╭─ RECORDS FOR THE EXERCISE

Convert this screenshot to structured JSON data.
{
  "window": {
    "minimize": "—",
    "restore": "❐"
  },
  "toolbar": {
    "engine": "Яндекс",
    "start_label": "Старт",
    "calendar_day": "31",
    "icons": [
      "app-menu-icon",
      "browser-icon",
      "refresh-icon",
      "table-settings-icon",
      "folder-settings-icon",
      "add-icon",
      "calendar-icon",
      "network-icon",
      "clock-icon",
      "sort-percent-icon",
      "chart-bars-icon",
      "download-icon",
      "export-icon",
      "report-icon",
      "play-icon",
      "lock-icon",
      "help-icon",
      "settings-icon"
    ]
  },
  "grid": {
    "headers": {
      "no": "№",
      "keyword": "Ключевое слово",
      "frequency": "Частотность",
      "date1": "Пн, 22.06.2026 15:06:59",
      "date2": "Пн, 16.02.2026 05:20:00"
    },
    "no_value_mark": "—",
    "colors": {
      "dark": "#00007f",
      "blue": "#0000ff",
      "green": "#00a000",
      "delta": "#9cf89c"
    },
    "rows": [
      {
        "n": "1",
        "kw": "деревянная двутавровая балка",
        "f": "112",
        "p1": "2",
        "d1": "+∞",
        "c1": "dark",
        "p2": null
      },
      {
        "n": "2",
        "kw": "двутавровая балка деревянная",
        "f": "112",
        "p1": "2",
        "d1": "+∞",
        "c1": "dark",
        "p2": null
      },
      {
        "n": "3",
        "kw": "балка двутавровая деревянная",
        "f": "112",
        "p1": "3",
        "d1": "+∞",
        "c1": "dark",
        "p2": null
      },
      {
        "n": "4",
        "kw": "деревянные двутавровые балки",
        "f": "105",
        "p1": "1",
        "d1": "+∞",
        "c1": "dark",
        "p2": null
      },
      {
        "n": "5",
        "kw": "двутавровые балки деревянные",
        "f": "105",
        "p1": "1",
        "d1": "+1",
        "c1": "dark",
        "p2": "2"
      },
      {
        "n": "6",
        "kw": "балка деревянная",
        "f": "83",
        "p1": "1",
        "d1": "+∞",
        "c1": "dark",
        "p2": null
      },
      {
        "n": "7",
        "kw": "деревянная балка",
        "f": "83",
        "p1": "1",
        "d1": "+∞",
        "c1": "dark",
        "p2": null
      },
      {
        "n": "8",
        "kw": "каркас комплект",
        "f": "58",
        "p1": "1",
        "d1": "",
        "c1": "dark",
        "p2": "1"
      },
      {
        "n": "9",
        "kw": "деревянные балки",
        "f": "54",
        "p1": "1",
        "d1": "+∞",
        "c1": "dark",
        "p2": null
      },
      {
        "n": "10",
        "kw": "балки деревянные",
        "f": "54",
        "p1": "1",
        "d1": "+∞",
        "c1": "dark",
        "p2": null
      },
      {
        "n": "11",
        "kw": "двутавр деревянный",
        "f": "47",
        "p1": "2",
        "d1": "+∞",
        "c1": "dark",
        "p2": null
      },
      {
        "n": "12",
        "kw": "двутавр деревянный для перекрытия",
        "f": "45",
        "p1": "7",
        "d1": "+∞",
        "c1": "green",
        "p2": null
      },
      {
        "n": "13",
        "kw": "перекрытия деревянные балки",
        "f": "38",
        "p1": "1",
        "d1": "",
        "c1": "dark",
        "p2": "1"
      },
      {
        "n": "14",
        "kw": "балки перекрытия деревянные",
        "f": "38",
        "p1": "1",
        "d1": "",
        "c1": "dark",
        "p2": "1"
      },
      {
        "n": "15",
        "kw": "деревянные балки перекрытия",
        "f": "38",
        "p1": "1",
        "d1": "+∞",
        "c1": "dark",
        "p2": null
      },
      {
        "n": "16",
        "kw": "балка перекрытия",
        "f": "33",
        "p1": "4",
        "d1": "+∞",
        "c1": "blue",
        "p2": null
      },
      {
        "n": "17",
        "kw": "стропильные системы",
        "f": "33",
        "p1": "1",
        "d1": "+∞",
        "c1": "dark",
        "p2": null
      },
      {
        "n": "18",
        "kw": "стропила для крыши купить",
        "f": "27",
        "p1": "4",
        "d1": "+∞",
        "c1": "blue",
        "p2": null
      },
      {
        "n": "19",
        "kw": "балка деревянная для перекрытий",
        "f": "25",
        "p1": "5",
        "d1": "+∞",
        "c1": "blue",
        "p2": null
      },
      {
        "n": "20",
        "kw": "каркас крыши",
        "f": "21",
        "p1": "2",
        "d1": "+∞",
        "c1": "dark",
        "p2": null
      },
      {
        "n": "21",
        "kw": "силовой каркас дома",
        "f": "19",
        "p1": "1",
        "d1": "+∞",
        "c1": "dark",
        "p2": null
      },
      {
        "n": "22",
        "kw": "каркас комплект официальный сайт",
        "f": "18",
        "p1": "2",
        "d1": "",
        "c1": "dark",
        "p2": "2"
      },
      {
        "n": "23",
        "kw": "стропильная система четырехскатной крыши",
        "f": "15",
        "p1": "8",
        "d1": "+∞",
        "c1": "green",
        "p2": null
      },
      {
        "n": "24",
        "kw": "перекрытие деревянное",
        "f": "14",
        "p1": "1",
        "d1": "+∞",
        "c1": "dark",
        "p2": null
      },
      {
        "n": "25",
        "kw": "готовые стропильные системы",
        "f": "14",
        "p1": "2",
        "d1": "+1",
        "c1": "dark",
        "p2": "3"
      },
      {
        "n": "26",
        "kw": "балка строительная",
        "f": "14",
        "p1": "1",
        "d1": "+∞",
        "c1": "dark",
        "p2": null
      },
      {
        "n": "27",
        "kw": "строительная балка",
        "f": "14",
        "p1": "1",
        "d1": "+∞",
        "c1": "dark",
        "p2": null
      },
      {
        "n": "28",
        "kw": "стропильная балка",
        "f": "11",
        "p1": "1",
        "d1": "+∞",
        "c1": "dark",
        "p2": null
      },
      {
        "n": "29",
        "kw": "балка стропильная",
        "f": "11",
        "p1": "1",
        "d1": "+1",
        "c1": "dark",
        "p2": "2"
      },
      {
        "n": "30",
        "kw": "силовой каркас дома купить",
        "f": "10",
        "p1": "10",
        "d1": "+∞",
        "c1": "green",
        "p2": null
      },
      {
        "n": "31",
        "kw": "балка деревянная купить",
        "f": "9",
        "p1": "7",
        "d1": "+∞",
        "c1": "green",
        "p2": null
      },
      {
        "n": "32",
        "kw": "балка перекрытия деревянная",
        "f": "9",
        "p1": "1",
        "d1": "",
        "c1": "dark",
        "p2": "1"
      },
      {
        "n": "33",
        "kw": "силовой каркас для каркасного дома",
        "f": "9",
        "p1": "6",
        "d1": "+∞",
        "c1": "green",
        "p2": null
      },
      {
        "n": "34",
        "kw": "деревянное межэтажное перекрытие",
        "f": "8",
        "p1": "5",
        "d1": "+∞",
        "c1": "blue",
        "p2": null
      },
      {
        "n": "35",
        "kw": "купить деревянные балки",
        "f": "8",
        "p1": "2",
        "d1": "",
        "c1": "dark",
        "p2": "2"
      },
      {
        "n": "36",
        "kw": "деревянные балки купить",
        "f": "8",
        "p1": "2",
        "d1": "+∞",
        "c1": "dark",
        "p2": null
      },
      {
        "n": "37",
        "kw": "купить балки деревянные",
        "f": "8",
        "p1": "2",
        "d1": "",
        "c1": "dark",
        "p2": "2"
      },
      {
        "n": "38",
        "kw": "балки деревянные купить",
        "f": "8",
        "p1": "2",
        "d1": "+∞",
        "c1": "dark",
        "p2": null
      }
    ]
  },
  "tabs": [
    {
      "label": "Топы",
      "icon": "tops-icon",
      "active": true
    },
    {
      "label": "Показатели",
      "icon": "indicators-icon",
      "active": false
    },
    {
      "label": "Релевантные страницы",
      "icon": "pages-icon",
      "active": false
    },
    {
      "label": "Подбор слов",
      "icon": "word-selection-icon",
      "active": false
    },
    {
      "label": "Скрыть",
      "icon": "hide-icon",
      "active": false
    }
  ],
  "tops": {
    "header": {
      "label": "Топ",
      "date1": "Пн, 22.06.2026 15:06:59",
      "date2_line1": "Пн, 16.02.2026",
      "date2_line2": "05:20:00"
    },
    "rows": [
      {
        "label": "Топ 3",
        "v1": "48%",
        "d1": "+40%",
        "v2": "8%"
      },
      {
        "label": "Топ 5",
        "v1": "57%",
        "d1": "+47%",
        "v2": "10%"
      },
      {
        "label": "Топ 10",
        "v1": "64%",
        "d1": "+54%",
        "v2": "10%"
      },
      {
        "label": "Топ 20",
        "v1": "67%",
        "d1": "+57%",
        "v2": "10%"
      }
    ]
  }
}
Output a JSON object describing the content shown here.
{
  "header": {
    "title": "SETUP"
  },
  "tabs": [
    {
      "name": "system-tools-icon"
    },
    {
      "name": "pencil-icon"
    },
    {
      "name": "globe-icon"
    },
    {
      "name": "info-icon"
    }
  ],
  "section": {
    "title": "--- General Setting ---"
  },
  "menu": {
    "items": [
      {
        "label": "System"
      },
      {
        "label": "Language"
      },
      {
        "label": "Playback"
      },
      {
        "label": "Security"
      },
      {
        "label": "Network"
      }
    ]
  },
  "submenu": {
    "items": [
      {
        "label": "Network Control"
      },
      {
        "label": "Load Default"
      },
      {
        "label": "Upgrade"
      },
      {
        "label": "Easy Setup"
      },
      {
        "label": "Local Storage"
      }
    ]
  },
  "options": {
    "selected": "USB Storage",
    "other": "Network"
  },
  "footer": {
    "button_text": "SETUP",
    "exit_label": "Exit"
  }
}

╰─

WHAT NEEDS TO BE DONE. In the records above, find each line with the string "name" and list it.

EXERCISE RESULT.
      "name": "system-tools-icon"
      "name": "pencil-icon"
      "name": "globe-icon"
      "name": "info-icon"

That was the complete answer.